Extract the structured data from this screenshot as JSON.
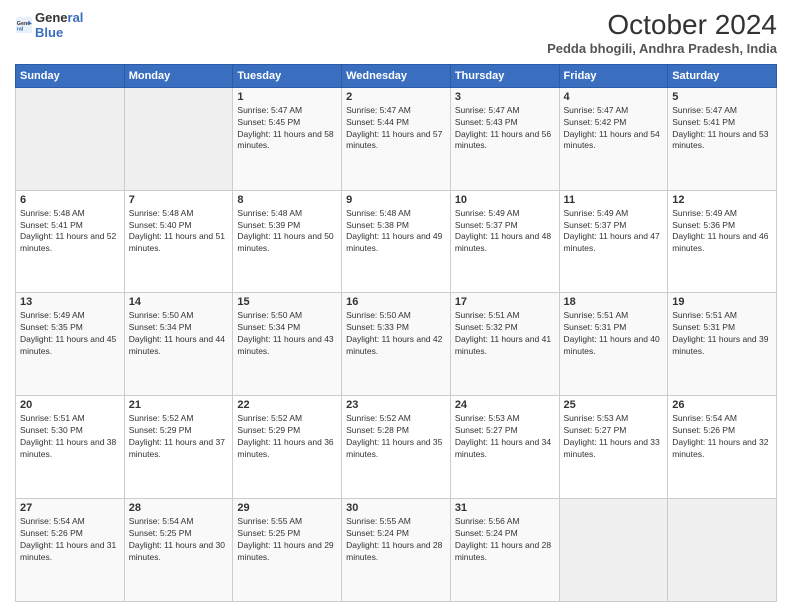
{
  "logo": {
    "line1": "General",
    "line2": "Blue"
  },
  "title": "October 2024",
  "subtitle": "Pedda bhogili, Andhra Pradesh, India",
  "days": [
    "Sunday",
    "Monday",
    "Tuesday",
    "Wednesday",
    "Thursday",
    "Friday",
    "Saturday"
  ],
  "weeks": [
    [
      {
        "day": "",
        "info": ""
      },
      {
        "day": "",
        "info": ""
      },
      {
        "day": "1",
        "info": "Sunrise: 5:47 AM\nSunset: 5:45 PM\nDaylight: 11 hours and 58 minutes."
      },
      {
        "day": "2",
        "info": "Sunrise: 5:47 AM\nSunset: 5:44 PM\nDaylight: 11 hours and 57 minutes."
      },
      {
        "day": "3",
        "info": "Sunrise: 5:47 AM\nSunset: 5:43 PM\nDaylight: 11 hours and 56 minutes."
      },
      {
        "day": "4",
        "info": "Sunrise: 5:47 AM\nSunset: 5:42 PM\nDaylight: 11 hours and 54 minutes."
      },
      {
        "day": "5",
        "info": "Sunrise: 5:47 AM\nSunset: 5:41 PM\nDaylight: 11 hours and 53 minutes."
      }
    ],
    [
      {
        "day": "6",
        "info": "Sunrise: 5:48 AM\nSunset: 5:41 PM\nDaylight: 11 hours and 52 minutes."
      },
      {
        "day": "7",
        "info": "Sunrise: 5:48 AM\nSunset: 5:40 PM\nDaylight: 11 hours and 51 minutes."
      },
      {
        "day": "8",
        "info": "Sunrise: 5:48 AM\nSunset: 5:39 PM\nDaylight: 11 hours and 50 minutes."
      },
      {
        "day": "9",
        "info": "Sunrise: 5:48 AM\nSunset: 5:38 PM\nDaylight: 11 hours and 49 minutes."
      },
      {
        "day": "10",
        "info": "Sunrise: 5:49 AM\nSunset: 5:37 PM\nDaylight: 11 hours and 48 minutes."
      },
      {
        "day": "11",
        "info": "Sunrise: 5:49 AM\nSunset: 5:37 PM\nDaylight: 11 hours and 47 minutes."
      },
      {
        "day": "12",
        "info": "Sunrise: 5:49 AM\nSunset: 5:36 PM\nDaylight: 11 hours and 46 minutes."
      }
    ],
    [
      {
        "day": "13",
        "info": "Sunrise: 5:49 AM\nSunset: 5:35 PM\nDaylight: 11 hours and 45 minutes."
      },
      {
        "day": "14",
        "info": "Sunrise: 5:50 AM\nSunset: 5:34 PM\nDaylight: 11 hours and 44 minutes."
      },
      {
        "day": "15",
        "info": "Sunrise: 5:50 AM\nSunset: 5:34 PM\nDaylight: 11 hours and 43 minutes."
      },
      {
        "day": "16",
        "info": "Sunrise: 5:50 AM\nSunset: 5:33 PM\nDaylight: 11 hours and 42 minutes."
      },
      {
        "day": "17",
        "info": "Sunrise: 5:51 AM\nSunset: 5:32 PM\nDaylight: 11 hours and 41 minutes."
      },
      {
        "day": "18",
        "info": "Sunrise: 5:51 AM\nSunset: 5:31 PM\nDaylight: 11 hours and 40 minutes."
      },
      {
        "day": "19",
        "info": "Sunrise: 5:51 AM\nSunset: 5:31 PM\nDaylight: 11 hours and 39 minutes."
      }
    ],
    [
      {
        "day": "20",
        "info": "Sunrise: 5:51 AM\nSunset: 5:30 PM\nDaylight: 11 hours and 38 minutes."
      },
      {
        "day": "21",
        "info": "Sunrise: 5:52 AM\nSunset: 5:29 PM\nDaylight: 11 hours and 37 minutes."
      },
      {
        "day": "22",
        "info": "Sunrise: 5:52 AM\nSunset: 5:29 PM\nDaylight: 11 hours and 36 minutes."
      },
      {
        "day": "23",
        "info": "Sunrise: 5:52 AM\nSunset: 5:28 PM\nDaylight: 11 hours and 35 minutes."
      },
      {
        "day": "24",
        "info": "Sunrise: 5:53 AM\nSunset: 5:27 PM\nDaylight: 11 hours and 34 minutes."
      },
      {
        "day": "25",
        "info": "Sunrise: 5:53 AM\nSunset: 5:27 PM\nDaylight: 11 hours and 33 minutes."
      },
      {
        "day": "26",
        "info": "Sunrise: 5:54 AM\nSunset: 5:26 PM\nDaylight: 11 hours and 32 minutes."
      }
    ],
    [
      {
        "day": "27",
        "info": "Sunrise: 5:54 AM\nSunset: 5:26 PM\nDaylight: 11 hours and 31 minutes."
      },
      {
        "day": "28",
        "info": "Sunrise: 5:54 AM\nSunset: 5:25 PM\nDaylight: 11 hours and 30 minutes."
      },
      {
        "day": "29",
        "info": "Sunrise: 5:55 AM\nSunset: 5:25 PM\nDaylight: 11 hours and 29 minutes."
      },
      {
        "day": "30",
        "info": "Sunrise: 5:55 AM\nSunset: 5:24 PM\nDaylight: 11 hours and 28 minutes."
      },
      {
        "day": "31",
        "info": "Sunrise: 5:56 AM\nSunset: 5:24 PM\nDaylight: 11 hours and 28 minutes."
      },
      {
        "day": "",
        "info": ""
      },
      {
        "day": "",
        "info": ""
      }
    ]
  ]
}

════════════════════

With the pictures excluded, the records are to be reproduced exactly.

Extract the structured data from this screenshot as JSON.
{
  "logo": {
    "line1": "General",
    "line2": "Blue"
  },
  "title": "October 2024",
  "subtitle": "Pedda bhogili, Andhra Pradesh, India",
  "days": [
    "Sunday",
    "Monday",
    "Tuesday",
    "Wednesday",
    "Thursday",
    "Friday",
    "Saturday"
  ],
  "weeks": [
    [
      {
        "day": "",
        "info": ""
      },
      {
        "day": "",
        "info": ""
      },
      {
        "day": "1",
        "info": "Sunrise: 5:47 AM\nSunset: 5:45 PM\nDaylight: 11 hours and 58 minutes."
      },
      {
        "day": "2",
        "info": "Sunrise: 5:47 AM\nSunset: 5:44 PM\nDaylight: 11 hours and 57 minutes."
      },
      {
        "day": "3",
        "info": "Sunrise: 5:47 AM\nSunset: 5:43 PM\nDaylight: 11 hours and 56 minutes."
      },
      {
        "day": "4",
        "info": "Sunrise: 5:47 AM\nSunset: 5:42 PM\nDaylight: 11 hours and 54 minutes."
      },
      {
        "day": "5",
        "info": "Sunrise: 5:47 AM\nSunset: 5:41 PM\nDaylight: 11 hours and 53 minutes."
      }
    ],
    [
      {
        "day": "6",
        "info": "Sunrise: 5:48 AM\nSunset: 5:41 PM\nDaylight: 11 hours and 52 minutes."
      },
      {
        "day": "7",
        "info": "Sunrise: 5:48 AM\nSunset: 5:40 PM\nDaylight: 11 hours and 51 minutes."
      },
      {
        "day": "8",
        "info": "Sunrise: 5:48 AM\nSunset: 5:39 PM\nDaylight: 11 hours and 50 minutes."
      },
      {
        "day": "9",
        "info": "Sunrise: 5:48 AM\nSunset: 5:38 PM\nDaylight: 11 hours and 49 minutes."
      },
      {
        "day": "10",
        "info": "Sunrise: 5:49 AM\nSunset: 5:37 PM\nDaylight: 11 hours and 48 minutes."
      },
      {
        "day": "11",
        "info": "Sunrise: 5:49 AM\nSunset: 5:37 PM\nDaylight: 11 hours and 47 minutes."
      },
      {
        "day": "12",
        "info": "Sunrise: 5:49 AM\nSunset: 5:36 PM\nDaylight: 11 hours and 46 minutes."
      }
    ],
    [
      {
        "day": "13",
        "info": "Sunrise: 5:49 AM\nSunset: 5:35 PM\nDaylight: 11 hours and 45 minutes."
      },
      {
        "day": "14",
        "info": "Sunrise: 5:50 AM\nSunset: 5:34 PM\nDaylight: 11 hours and 44 minutes."
      },
      {
        "day": "15",
        "info": "Sunrise: 5:50 AM\nSunset: 5:34 PM\nDaylight: 11 hours and 43 minutes."
      },
      {
        "day": "16",
        "info": "Sunrise: 5:50 AM\nSunset: 5:33 PM\nDaylight: 11 hours and 42 minutes."
      },
      {
        "day": "17",
        "info": "Sunrise: 5:51 AM\nSunset: 5:32 PM\nDaylight: 11 hours and 41 minutes."
      },
      {
        "day": "18",
        "info": "Sunrise: 5:51 AM\nSunset: 5:31 PM\nDaylight: 11 hours and 40 minutes."
      },
      {
        "day": "19",
        "info": "Sunrise: 5:51 AM\nSunset: 5:31 PM\nDaylight: 11 hours and 39 minutes."
      }
    ],
    [
      {
        "day": "20",
        "info": "Sunrise: 5:51 AM\nSunset: 5:30 PM\nDaylight: 11 hours and 38 minutes."
      },
      {
        "day": "21",
        "info": "Sunrise: 5:52 AM\nSunset: 5:29 PM\nDaylight: 11 hours and 37 minutes."
      },
      {
        "day": "22",
        "info": "Sunrise: 5:52 AM\nSunset: 5:29 PM\nDaylight: 11 hours and 36 minutes."
      },
      {
        "day": "23",
        "info": "Sunrise: 5:52 AM\nSunset: 5:28 PM\nDaylight: 11 hours and 35 minutes."
      },
      {
        "day": "24",
        "info": "Sunrise: 5:53 AM\nSunset: 5:27 PM\nDaylight: 11 hours and 34 minutes."
      },
      {
        "day": "25",
        "info": "Sunrise: 5:53 AM\nSunset: 5:27 PM\nDaylight: 11 hours and 33 minutes."
      },
      {
        "day": "26",
        "info": "Sunrise: 5:54 AM\nSunset: 5:26 PM\nDaylight: 11 hours and 32 minutes."
      }
    ],
    [
      {
        "day": "27",
        "info": "Sunrise: 5:54 AM\nSunset: 5:26 PM\nDaylight: 11 hours and 31 minutes."
      },
      {
        "day": "28",
        "info": "Sunrise: 5:54 AM\nSunset: 5:25 PM\nDaylight: 11 hours and 30 minutes."
      },
      {
        "day": "29",
        "info": "Sunrise: 5:55 AM\nSunset: 5:25 PM\nDaylight: 11 hours and 29 minutes."
      },
      {
        "day": "30",
        "info": "Sunrise: 5:55 AM\nSunset: 5:24 PM\nDaylight: 11 hours and 28 minutes."
      },
      {
        "day": "31",
        "info": "Sunrise: 5:56 AM\nSunset: 5:24 PM\nDaylight: 11 hours and 28 minutes."
      },
      {
        "day": "",
        "info": ""
      },
      {
        "day": "",
        "info": ""
      }
    ]
  ]
}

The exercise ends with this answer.